What you need to know about rising inflation and what it means for your business’s long term health
Brexit and Covid combined have led to some unpleasant aftershocks for small businesses. These include staff shortages and also spiralling wage and raw material costs. This article will look at what this means for your small business.
What is actually happening?
There are several factors at play right now which are driving up most small businesses’ raw materials, stock and wages costs. These are:
- Brexit has meant a large proportion of the EU migrants who came over in the last 5-10 years have now returned to their home countries. For example, the demand for construction workers is nearly at a 20-year high, according to the Office for National Statistics. The fall in employment levels is due to a 4% fall in UK-born workers and a 42% fall in EU workers.
- Shipping companies and suppliers of raw materials and goods are now passing on the costs of increased administration to ship stuff between the UK and Europe.
- There is a shortage of building materials caused by increased building and home improvement activity in 2020. This has been compounded by the lockdowns reducing the output from the factories.
- The Covid-related restrictions on travel and requirements to self-isolate have resulted in many manufacturers not being able to run at full capacity. This is leading to a shortage of key materials and items.
- The shortage of building materials and demand outstripping labour supply has meant that wages in the construction materials factories have had to rise significantly. These costs are now being passed onto the trades, manufacturers and construction companies.
- It is taking longer for raw materials and goods to get into the UK. 60% of imported materials used in UK construction projects comes from the EU according to CLC. Brexit has negatively affected the time it takes to get goods and raw materials into the UK.
What is the risk to your business?
- Your pricing may not factor in the increased labour costs and material costs. If you haven’t reviewed your current and future cost base, now is the time to do this.
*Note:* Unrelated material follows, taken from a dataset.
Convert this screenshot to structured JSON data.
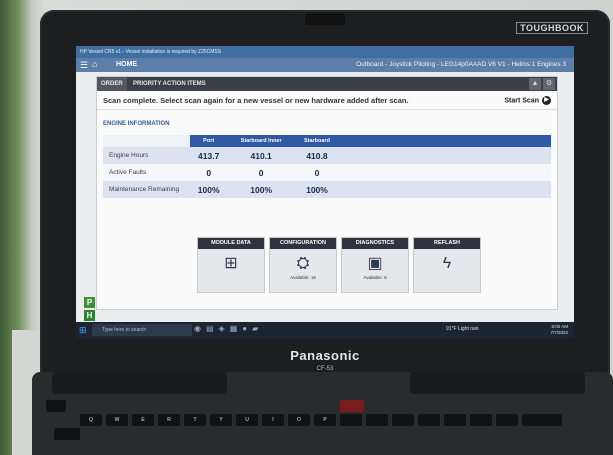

- Between agreeing on a price for a job with a customer and carrying out the work, your raw material and labour costs may increase significantly. The likelihood is that labour costs will not reduce in the short- or medium-term. Your business could then make a loss on the work, through no fault of your own. If you are concerned about this then come and talk to us. We can help you think through your pricing going forward so you are profitable regardless of what happens with your cost base.
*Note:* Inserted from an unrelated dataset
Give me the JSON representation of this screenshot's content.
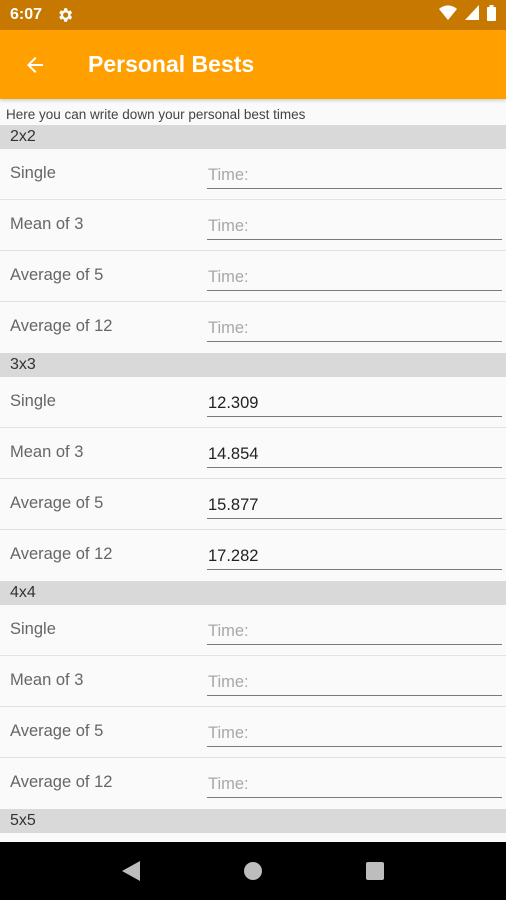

- The increased costs of raw materials mean you may not now be able to afford to buy in bulk. This will hit your cost of sales.
- Your credit limits with suppliers are unlikely to have changed, but the cost of your orders may have gone up significantly. This means to make your normal order size, say for door handles, you need to utilise your own cash as your credit limit is no longer sufficient. This means your own cash is tied up for longer with your stock and may cause your business significant cash flow issues. Particularly if the shortage of labour and lengthening shipping times means it takes longer to build and fulfil your customer’s orders.
What can you do about the risk to your business through rising costs?
No one has a crystal ball and can predict the future. With that being said, however, these actions or strategies may help you going forward:
- Fix your cost prices at the time you commit to a price with a customer. I.e. get assurances or, better still, a written contract from your suppliers guaranteeing the price at the time you need the materials or stock.
- Look to see whether you can source more of your raw materials or stock from UK-based suppliers. This may not solve all your problems, but it does get around the supply chain delays and costs at the EU/UK borders.
- Speak to us about access to finance. The traditional banks are notorious for taking ages to approve an overdraft or loan. We can find you alternative lines of credit to keep your cash flowing as you navigate the next 3-6 months.
- Renegotiate some of your long-term contracts if they are no longer profitable or sustainable on the current terms.
- Look after your current staff well and start paying them the new market rates for their type of work.
If you need help with any of the matters raised in this article please call 020 3915 8585 or email us.